* **What to do**
For the string "KOPPT", state the number of lines in the data that contain it, and nothing else.

* **Provided data**
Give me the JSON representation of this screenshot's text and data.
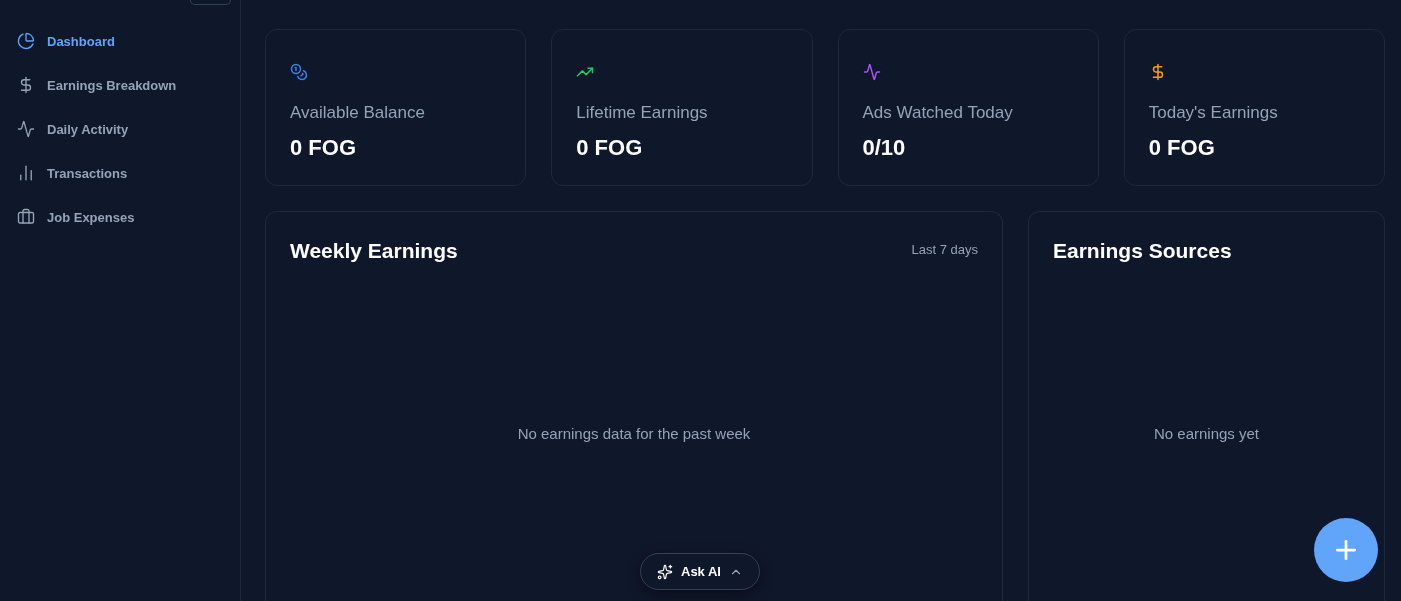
{
  "sidebar": {
    "items": [
      {
        "label": "Dashboard",
        "selected": true
      },
      {
        "label": "Earnings Breakdown",
        "selected": false
      },
      {
        "label": "Daily Activity",
        "selected": false
      },
      {
        "label": "Transactions",
        "selected": false
      },
      {
        "label": "Job Expenses",
        "selected": false
      }
    ]
  },
  "stats": [
    {
      "label": "Available Balance",
      "value": "0 FOG",
      "color": "#3b82f6"
    },
    {
      "label": "Lifetime Earnings",
      "value": "0 FOG",
      "color": "#22c55e"
    },
    {
      "label": "Ads Watched Today",
      "value": "0/10",
      "color": "#a855f7"
    },
    {
      "label": "Today's Earnings",
      "value": "0 FOG",
      "color": "#f59e0b"
    }
  ],
  "weekly_earnings": {
    "title": "Weekly Earnings",
    "range": "Last 7 days",
    "empty_message": "No earnings data for the past week"
  },
  "earnings_sources": {
    "title": "Earnings Sources",
    "empty_message": "No earnings yet"
  },
  "ask_ai": {
    "label": "Ask AI"
  }
}
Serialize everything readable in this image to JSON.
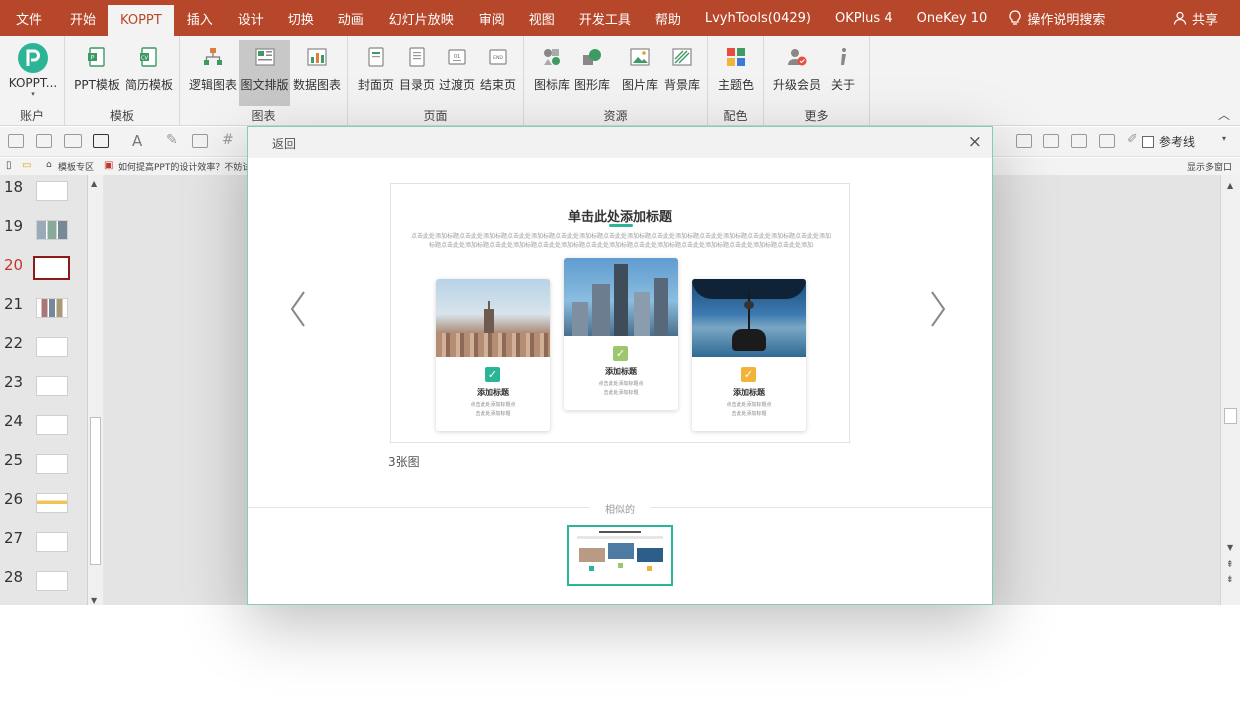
{
  "ribbon_tabs": [
    "文件",
    "开始",
    "KOPPT",
    "插入",
    "设计",
    "切换",
    "动画",
    "幻灯片放映",
    "审阅",
    "视图",
    "开发工具",
    "帮助",
    "LvyhTools(0429)",
    "OKPlus 4",
    "OneKey 10"
  ],
  "active_tab": "KOPPT",
  "search_label": "操作说明搜索",
  "share_label": "共享",
  "ribbon": {
    "account_btn": "KOPPT...",
    "account_group": "账户",
    "template_btn1": "PPT模板",
    "template_btn2": "简历模板",
    "template_group": "模板",
    "chart_btn1": "逻辑图表",
    "chart_btn2": "图文排版",
    "chart_btn3": "数据图表",
    "chart_group": "图表",
    "page_btn1": "封面页",
    "page_btn2": "目录页",
    "page_btn3": "过渡页",
    "page_btn4": "结束页",
    "page_group": "页面",
    "res_btn1": "图标库",
    "res_btn2": "图形库",
    "res_btn3": "图片库",
    "res_btn4": "背景库",
    "res_group": "资源",
    "color_btn": "主题色",
    "color_group": "配色",
    "more_btn1": "升级会员",
    "more_btn2": "关于",
    "more_group": "更多"
  },
  "toolbar2": {
    "guide_label": "参考线"
  },
  "docbar": {
    "tab1": "模板专区",
    "tab2": "如何提高PPT的设计效率？不妨试试这...",
    "right": "显示多窗口"
  },
  "slides": {
    "numbers": [
      "18",
      "19",
      "20",
      "21",
      "22",
      "23",
      "24",
      "25",
      "26",
      "27",
      "28"
    ],
    "current": "20"
  },
  "modal": {
    "back_label": "返回",
    "close_label": "×",
    "preview": {
      "title": "单击此处添加标题",
      "subtitle": "点击此处添加标题点击此处添加标题点击此处添加标题点击此处添加标题点击此处添加标题点击此处添加标题点击此处添加标题点击此处添加标题点击此处添加标题点击此处添加标题点击此处添加标题点击此处添加标题点击此处添加标题点击此处添加标题点击此处添加标题点击此处添加标题点击此处添加",
      "cards": [
        {
          "title": "添加标题",
          "desc1": "点击此处添加标题点",
          "desc2": "击此处添加标题",
          "check_color": "#2bb596"
        },
        {
          "title": "添加标题",
          "desc1": "点击此处添加标题点",
          "desc2": "击此处添加标题",
          "check_color": "#9cc76f"
        },
        {
          "title": "添加标题",
          "desc1": "点击此处添加标题点",
          "desc2": "击此处添加标题",
          "check_color": "#f1b33a"
        }
      ]
    },
    "count_label": "3张图",
    "similar_label": "相似的"
  },
  "colors": {
    "title_bar": "#b7472a",
    "accent_green": "#2bb596"
  }
}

* **Answer section**
3